ST. CATHARINES, Canada (St. Catharines Standard) — One by one, carnations were carefully placed at its base.
The act was a showing of respect and moment of reflection for the some 200 people who attended the unveiling of the Armenian Genocide Memorial in St. Catharines Saturday.
The monument, which stands in front of the Armenian Community Centre on Martindale Road, recognizes the massacre of 1.5 million Armenians a century ago by Ottoman Turkish soldiers.
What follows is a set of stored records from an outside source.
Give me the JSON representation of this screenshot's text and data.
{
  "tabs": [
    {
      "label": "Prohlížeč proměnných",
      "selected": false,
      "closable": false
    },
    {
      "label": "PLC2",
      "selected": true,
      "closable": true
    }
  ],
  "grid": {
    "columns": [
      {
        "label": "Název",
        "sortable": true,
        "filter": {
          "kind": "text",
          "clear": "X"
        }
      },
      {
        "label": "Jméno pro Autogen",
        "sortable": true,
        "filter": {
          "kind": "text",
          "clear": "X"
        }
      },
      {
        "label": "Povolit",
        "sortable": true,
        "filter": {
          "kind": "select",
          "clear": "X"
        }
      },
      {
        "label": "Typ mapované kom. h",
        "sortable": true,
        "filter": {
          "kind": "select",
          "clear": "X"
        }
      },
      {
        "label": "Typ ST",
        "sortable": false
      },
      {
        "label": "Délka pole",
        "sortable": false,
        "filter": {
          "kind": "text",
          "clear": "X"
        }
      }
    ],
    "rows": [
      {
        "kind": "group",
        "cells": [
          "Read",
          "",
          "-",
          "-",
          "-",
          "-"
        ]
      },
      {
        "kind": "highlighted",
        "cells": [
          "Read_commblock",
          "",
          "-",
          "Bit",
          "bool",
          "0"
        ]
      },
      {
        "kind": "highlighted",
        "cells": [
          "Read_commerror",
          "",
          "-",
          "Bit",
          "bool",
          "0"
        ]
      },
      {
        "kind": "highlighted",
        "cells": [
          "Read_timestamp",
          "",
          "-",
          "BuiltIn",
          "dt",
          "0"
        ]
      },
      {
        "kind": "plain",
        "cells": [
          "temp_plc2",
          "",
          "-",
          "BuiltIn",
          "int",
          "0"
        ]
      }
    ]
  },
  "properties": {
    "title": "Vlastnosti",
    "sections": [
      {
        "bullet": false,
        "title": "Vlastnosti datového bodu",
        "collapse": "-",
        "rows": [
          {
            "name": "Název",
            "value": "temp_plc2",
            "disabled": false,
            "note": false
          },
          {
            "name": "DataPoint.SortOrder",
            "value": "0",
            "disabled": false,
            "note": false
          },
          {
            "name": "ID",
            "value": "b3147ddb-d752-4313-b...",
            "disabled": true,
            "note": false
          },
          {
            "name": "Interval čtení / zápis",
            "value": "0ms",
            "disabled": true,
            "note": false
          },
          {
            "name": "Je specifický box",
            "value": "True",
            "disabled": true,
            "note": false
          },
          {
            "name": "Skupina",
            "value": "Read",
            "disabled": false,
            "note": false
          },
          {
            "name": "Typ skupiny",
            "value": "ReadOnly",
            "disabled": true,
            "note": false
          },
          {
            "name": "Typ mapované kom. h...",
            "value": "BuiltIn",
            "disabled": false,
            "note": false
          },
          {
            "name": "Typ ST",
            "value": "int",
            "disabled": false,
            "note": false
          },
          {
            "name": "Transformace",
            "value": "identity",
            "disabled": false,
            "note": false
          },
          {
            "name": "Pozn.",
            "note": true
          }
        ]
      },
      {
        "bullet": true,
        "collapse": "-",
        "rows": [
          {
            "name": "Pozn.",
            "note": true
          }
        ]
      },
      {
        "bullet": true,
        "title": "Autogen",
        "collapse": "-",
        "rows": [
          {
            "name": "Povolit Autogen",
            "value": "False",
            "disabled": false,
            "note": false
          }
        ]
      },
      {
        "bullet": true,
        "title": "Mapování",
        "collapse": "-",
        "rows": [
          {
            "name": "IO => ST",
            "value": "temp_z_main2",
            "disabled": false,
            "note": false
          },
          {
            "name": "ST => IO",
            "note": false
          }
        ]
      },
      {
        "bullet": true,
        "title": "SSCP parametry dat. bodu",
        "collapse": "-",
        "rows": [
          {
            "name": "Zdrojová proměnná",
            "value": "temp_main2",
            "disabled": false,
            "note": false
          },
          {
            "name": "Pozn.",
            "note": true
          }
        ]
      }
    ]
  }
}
The 1915 event is considered by many to be the first genocide of the 20th century.
The new outdoor space bears special meaning and resonates with each member of the Armenian community, said Sevag Belian, a member of the center’s executive.
“(It) reminds us of our people’s resilience and perseverance, despite the hardships they faced,” he told the large crowd that gathered for a ceremony on the center’s front lawn.
The memorial, created by Hamilton-based Jean Antikian, includes the names of the six provinces of Armenia, where most of the victims originated from, a flame to symbolize the eternal memory of those lost, and is topped by a phoenix, symbolizing the commitment of the Armenian people to rise from the ashes and live again.
Also unveiled was a cross stone, meant to symbolize the connection of the Armenian people to the Christian faith.
St. Catharines Mayor Walter Sendzik, one of several local dignitaries who spoke during the ceremony, called the memorial a reminder to all Canadians to remain ever vigilant against atrocities that occur around the world.
“The monument will always be a beacon and a reminder that we need to stand together and never forget.”
While many nations, including Canada, have recognized that the events from 1915 to 1923 amounted to a genocide, not all have followed suit.
Belian said the country can begin to make things right, through recognition and reparations.
The Armenian community, he added, will continue to work to end Turkey’s denial.
“Until Turkey recognizes these dark pages of history and begins the substantive process of atonement, it has not earned a place at the table of civilized nations.”
The memorial also acts as a reminder of how the Armenian community and its history has been embraced in Canada, Belian said.
He called it “morally satisfying” to be able to dedicate the monument to the genocide’s victims. Some of the first Armenian families to settle in St. Catharines, which has one of the oldest Armenian communities in Canada, were direct descendants of genocide victims, he said.
Lucy Okajian and her three children were among the hundreds who attended the ceremony.
She feels it’s important that the next generation be informed about their heritage, she said.
“I grew up Armenian and I want my kids to know their culture, their history,” she said, adding they each attend the local Armenian school.
“I’m proud to be Armenian,” 10-year-old daughter Ariana chimed in, bringing a smile to her mother’s face.